When first hearing about self-driving vehicles one might think that the important point is that one can travel with her or his car with less stress and concentrate to other things than driving. This is a positive effect as well. However, the core reason for the importance of self-driving vehicles is elsewhere. Self-driven vehicles enable the future of non-ownersip of cars and transportation becoming an application driven service with flexible transportation means with lower cost.
The world´s most valuable startup, Californian origin company Uber, is pushing a new revolution, where anybody can order a taxi-type service with much lower cost than earlier. This does not mean today cars without drivers, but the new way of service is opening a path to self-driven cars.
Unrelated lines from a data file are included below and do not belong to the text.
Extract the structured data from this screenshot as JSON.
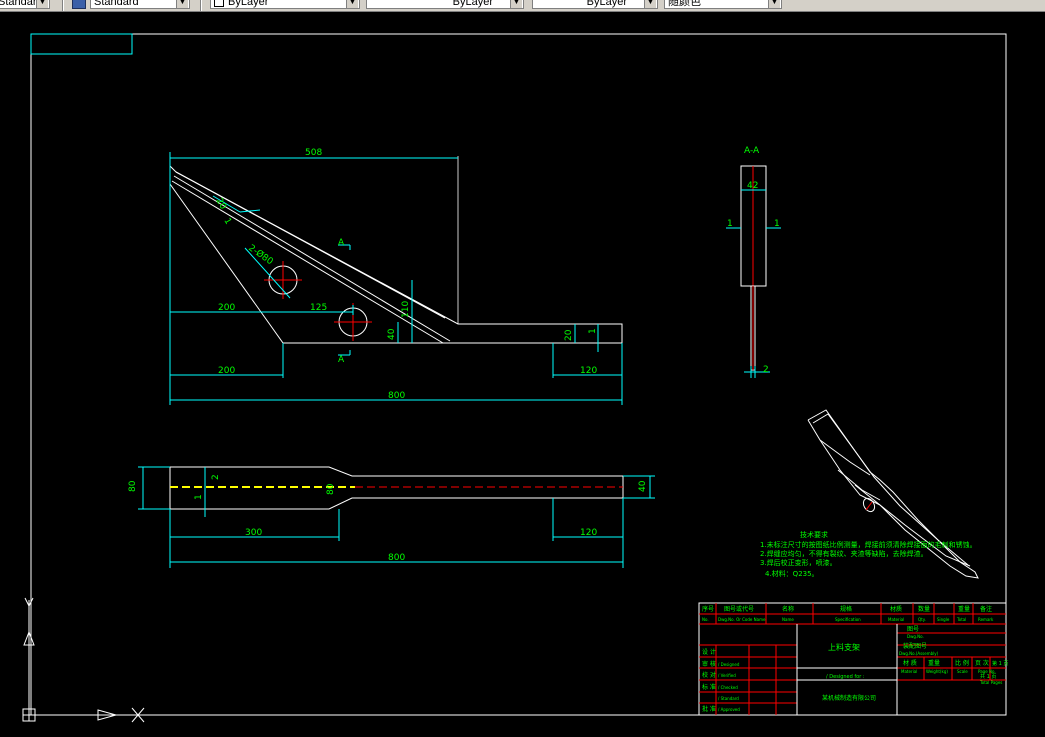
{
  "toolbar": {
    "combo_first": "Standard",
    "combo_textstyle": "Standard",
    "combo_color": "ByLayer",
    "combo_linetype": "ByLayer",
    "combo_lineweight": "ByLayer",
    "combo_plotstyle": "随颜色"
  },
  "drawing": {
    "dims": {
      "overall_top": "508",
      "thick_20": "20",
      "thick_1": "1",
      "holes": "2-Ø80",
      "left_200_a": "200",
      "pitch_125": "125",
      "h_110": "110",
      "h_40": "40",
      "h_20": "20",
      "h_1": "1",
      "left_200_b": "200",
      "right_120": "120",
      "overall_800": "800"
    },
    "section": {
      "label": "A-A",
      "w42": "42",
      "left1": "1",
      "right1": "1",
      "w2": "2"
    },
    "section_mark_top": "A",
    "section_mark_bottom": "A",
    "bottom_view": {
      "h80": "80",
      "d2": "2",
      "d1": "1",
      "r80": "80",
      "h40": "40",
      "w300": "300",
      "w120": "120",
      "w800": "800"
    },
    "notes": {
      "title": "技术要求",
      "line1": "1.未标注尺寸的按图纸比例测量，焊接前须清除焊接面的毛刺和锈蚀。",
      "line2": "2.焊缝应均匀，不得有裂纹、夹渣等缺陷，去除焊渣。",
      "line3": "3.焊后校正变形，喷漆。",
      "line4": "4.材料：Q235。"
    },
    "title_block": {
      "h_no": "序号",
      "h_code": "图号或代号",
      "h_name": "名称",
      "h_spec": "规格",
      "h_material": "材质",
      "h_qty": "数量",
      "h_weight": "重量",
      "h_remark": "备注",
      "e_no": "No.",
      "e_code": "Dwg.No. Or Code Name",
      "e_name": "Name",
      "e_spec": "Specification",
      "e_material": "Material",
      "e_qty": "Qty.",
      "e_single": "Single",
      "e_total": "Total",
      "e_remark": "Remark",
      "drawing_title": "上料支架",
      "dwg_no_cn": "图号",
      "dwg_no_en": "Dwg.No.",
      "assy_cn": "装配图号",
      "assy_en": "Dwg.No.(Assembly)",
      "weight_label": "Weight(kg)",
      "scale_label": "Scale",
      "page_label": "Page No.",
      "total_pages": "Total Pages",
      "sheet_of": "共 1 页",
      "sheet_no": "第 1 页",
      "r_designed": "设 计",
      "r_verified": "审 核",
      "r_checked": "校 对",
      "r_standard": "标 准",
      "r_approved": "批 准",
      "e_designed": "/ Designed",
      "e_verified": "/ Verified",
      "e_checked": "/ Checked",
      "e_standard": "/ Standard",
      "e_approved": "/ Approved",
      "project_label": "/ Designed for :",
      "project_name": "某机械制造有限公司",
      "material_cn": "材 质",
      "weight_cn": "重量",
      "scale_cn": "比 例",
      "page_cn": "页 次",
      "material_en": "Material"
    }
  }
}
In Europe, where public transportation, is in a much stronger position than in the USA and many other places in the globe, mobile as a service (Maas) concept is opening a new way of organising people´s transportation services. This will also push self-driven vehicle development.
Uber today is based on three business principles common to many fast growing start-ups: 1.) Asset light business model 2.) Sharing economy (peer-to-peer services) 3.) Customers paying on access to service rather than owning the asset (car in this case). Especially young people do not prefer to own a car, but rather want to have access easily and cost effectively to available cars or other transport means. For this reason car sharing is already growing rapidly in many city areas. Services are more cost effective without drivers. However, this leads to a development that Uber, among other transportation service companies, and car manufacturers are now investing heavily to self-driving vehicles. This will make, as a side effect, Uber business less “Asset light” and open a new type of risk for this large startup.
We can see the future cities and their transportation services and facilities different from today´s world. New service structure with self-driving vehicles as one core element will transform daily life as profoundly as cars did in the 20th century: reinventing transport and reshaping cities, while also dramatically reducing road deaths and pollution.
For rural areas and large countries with reasonable few people, like in large part of Finland, the revolution will came later with a little different form.